Original Item Location DK32.7.M3 1915
Original Item URL http://library.uh.edu/record=b8304497~S11
Original Collection Socialist and Communist Pamphlets
Digital Collection Socialist and Communist Pamphlets
Digital Collection URL http://digital.lib.uh.edu/collection/scpamp
Repository Special Collections, University of Houston Libraries
Repository URL http://libraries.uh.edu/branches/special-collections
Use and Reproduction This item is in the public domain and may be used freely.
File Name index.cpd
Item Description
Title Image 15
Format (IMT)
  • image/jpeg
File Name uhlib_1315132_014.jpg

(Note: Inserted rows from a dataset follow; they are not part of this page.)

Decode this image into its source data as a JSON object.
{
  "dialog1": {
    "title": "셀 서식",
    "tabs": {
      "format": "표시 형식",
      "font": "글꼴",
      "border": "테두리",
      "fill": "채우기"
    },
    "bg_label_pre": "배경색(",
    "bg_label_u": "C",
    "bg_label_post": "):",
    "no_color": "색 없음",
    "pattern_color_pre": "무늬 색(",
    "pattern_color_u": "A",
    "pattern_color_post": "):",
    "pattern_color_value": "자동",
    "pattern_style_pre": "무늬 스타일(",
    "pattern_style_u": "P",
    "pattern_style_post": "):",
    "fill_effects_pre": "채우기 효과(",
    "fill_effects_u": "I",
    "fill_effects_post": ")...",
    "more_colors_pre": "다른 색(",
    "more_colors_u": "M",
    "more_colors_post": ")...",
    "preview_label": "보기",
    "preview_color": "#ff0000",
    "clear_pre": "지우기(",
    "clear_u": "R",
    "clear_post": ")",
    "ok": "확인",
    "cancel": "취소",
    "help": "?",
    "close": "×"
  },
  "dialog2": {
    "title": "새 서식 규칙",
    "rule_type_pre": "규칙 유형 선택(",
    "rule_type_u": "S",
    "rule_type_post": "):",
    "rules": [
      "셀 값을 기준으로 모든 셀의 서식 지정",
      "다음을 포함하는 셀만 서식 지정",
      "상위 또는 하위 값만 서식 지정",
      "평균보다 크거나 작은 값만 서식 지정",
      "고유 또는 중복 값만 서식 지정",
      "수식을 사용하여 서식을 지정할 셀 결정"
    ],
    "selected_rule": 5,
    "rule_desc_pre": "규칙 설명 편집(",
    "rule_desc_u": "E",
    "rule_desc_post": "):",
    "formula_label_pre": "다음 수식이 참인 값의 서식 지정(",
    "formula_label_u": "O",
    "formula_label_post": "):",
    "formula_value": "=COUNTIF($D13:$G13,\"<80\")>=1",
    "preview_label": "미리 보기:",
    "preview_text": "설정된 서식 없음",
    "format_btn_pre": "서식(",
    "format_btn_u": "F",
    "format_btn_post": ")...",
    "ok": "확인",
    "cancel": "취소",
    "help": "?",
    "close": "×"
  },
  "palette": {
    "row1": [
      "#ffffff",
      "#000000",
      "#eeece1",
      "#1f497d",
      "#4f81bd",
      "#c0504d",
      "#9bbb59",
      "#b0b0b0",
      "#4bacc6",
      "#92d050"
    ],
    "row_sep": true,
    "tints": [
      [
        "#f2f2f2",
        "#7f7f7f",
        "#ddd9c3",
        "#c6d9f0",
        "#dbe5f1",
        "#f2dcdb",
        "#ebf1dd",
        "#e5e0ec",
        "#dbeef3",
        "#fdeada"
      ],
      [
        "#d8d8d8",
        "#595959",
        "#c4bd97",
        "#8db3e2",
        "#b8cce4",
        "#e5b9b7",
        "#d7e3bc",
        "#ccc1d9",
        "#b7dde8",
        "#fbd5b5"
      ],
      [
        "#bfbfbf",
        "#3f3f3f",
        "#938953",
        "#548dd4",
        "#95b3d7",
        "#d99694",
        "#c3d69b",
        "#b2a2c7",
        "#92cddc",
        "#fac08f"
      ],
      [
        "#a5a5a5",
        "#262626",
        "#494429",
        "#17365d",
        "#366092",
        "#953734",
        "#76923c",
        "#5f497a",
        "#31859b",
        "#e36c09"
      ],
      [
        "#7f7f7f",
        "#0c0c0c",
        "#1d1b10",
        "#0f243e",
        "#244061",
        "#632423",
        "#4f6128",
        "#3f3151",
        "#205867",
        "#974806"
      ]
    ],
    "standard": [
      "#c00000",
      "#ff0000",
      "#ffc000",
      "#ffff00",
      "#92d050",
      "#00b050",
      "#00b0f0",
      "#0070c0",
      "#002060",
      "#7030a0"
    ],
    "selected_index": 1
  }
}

Transcript Russia's Gift to the World 13 with French and German, English and Italian, among the national literatures of Europe. That claim was established, that place secured, by the three great imaginative writers of the next generation. Pushkin and his contemporaries, indeed, have only become known largely outside of Russia in the reflected light of those successors, who compelled the attention and won the admiration of the whole world. Turgenev, Dostoyevsky, and Tolstoy are by common consent among the greatest writers of all ages and countries. It would be needless to labour a point which no one would deny. Taken together, they sum up a production comparable in largeness, force, and vital truth to those of Elizabethan or Victorian England. Of this great trinity but few words need be said. Turgenev is above all things a consummate artist. For easy and complete mastery of his art he stands at the head of all European writers of his time. His early training was largely German, and afterwards he lived much in France ; and so he writes of Russian life from a broad European point of view, and his fame became as great throughout Europe as it was in his own country. Through him Europe came for the first time, with a shock of surprise and admiration, into contact with the Russian soul. Writers so distinguished as George Sand and Flaubert acknowledged him as their master. In Dmitri Rudin, Fathers and Sons, and other works hardly less famous, he combined truth to nature with purity of outline and sense of proportion, and with complete harmony between thought and expression. His work is almost unequalled for perfection of style and for restrained power ; Taine hardly went beyond what most would admit, when he said that there had been nothing like it since Sophocles. He wrote of a life which was rapidly becoming a life of the past ; in his last important work, Virgin Soil, he is seen trying, in some perplexity, to keep